11 Tips to Improve Your Resume
Imagine for a moment that you are a model, and you’re hoping to be hired for a great fashion show. You send an envelope to the agency hiring for the show, inside of which is your photo, so that they can see whether you have the look they are searching for. But instead of a professional headshot, you have sent them a Polaroid picture (remember those?), something that a friend took of five years ago at their Halloween party, where you were clearly less than sober. Your application is tossed out without a second glance.
The photo in this situation has many of the same characteristics as a bad resume—it was terribly formatted, outdated, with an inappropriate theme, and overall made you look less than your best. You can be the most qualified candidate for a position—with excellent references, experience, and a great skill-set. Yet someone can overlook all of your credentials simply because your resume is not presentable.
Many things boil down to time, and the fact is that Human Resources officers are unwilling to spend a long time reading the best looking resume, let alone deciphering one that has not been prepared properly. Your resume has to scream professionalism and attention to detail, the thought being that if your resume is a disaster, then you yourself are not an organized, capable candidate. The following tips are things to keep in mind when composing or revising your resume.
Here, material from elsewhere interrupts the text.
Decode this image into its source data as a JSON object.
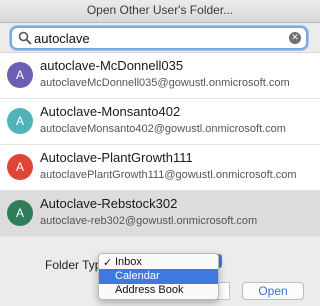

Proofread—At the bare minimum, your resume must be free of misspellings, and be grammatically correct. Re-read your resume, and then have two other people read it as well, since they are likely to catch things you might have missed.
Provide up to date contact information—You can have the most amazing resume on earth and you still will not be invited for an interview or receive a job offer if the place you are applying to does not know how to reach you. They should not have to hire a private investigator to fill in this critical bit of information.
Visual Presentation is Key—Make your resume easy on the eyes. There should be adequate spacing so that the reader will not need to dig for why you are so awesome.
Be Concise— Get to the point. Do not use unnecessary words or phrases, because anyone will tell you that the people screening resumes in HR departments are short on time, and shorter on patience.
List Your Experiences in Reverse Chronological Order—The most recent experience will be the most relevant since that is likely the strongest, freshest skill set that you are bringing with you o a new position.
Highlight Academic Honors—Listing awards is always a good idea, since it shows that someone else thought your effort merited recognition. It also automatically means that you are a better candidate than others, because academic honors are by their nature competitive—you were recognized as exceptional, above other members of your school.
Self Promote Your Achievements and Responsibilities—What did you do? Recognize the valuable roles that you have played in whatever organizations you’ve worked with. It’s great to be humble and share credit, but ultimately you are showing why you deserve a position. Sell yourself, because if you don’t, no one else will.
Avoid Adding a Second Page—Unless you are in academia, applying to an academic position, and have published or lectured extensively, your resume should be one page long.
Tailor Resume Versions to Career Goals and Your Audience—Your resume should speak honestly about the work you’ve done and experiences you’ve had, but through the lens of what would be valuable and relevant to the job and employer you are applying to. If you are applying to a financial position, they will not find your work with the Crocheting Society very relevant, unless perhaps you manage the Society’s finances.
Avoid Jargon—When describing your experiences, do not use industry-specific jargon. Often, the first person reading a resume in a company will be someone in the human resources department. They may be a specialist in hiring, and not a specialist in that company’s industry. The achievements that are detailed on your resume should be easy for anyone to understand, no matter their professional background.
Electronic Formatting—Even after you spend time getting them picture perfect, beware formatting. Word documents can have inconsistent margins depending on what version of Office is used to edit or open them. If you tend to send your resumes electronically, send them as PDFs (unless the company asks for another format). This will hold the formatting.
So that’s it for general tips on shining up your resume. In the future we’ll discus a little more on content and structure of a good resume. For now, follow these guidelines to compose a great resume that is worthy of your experiences.
By Xevion B., Wall Street Services Reporter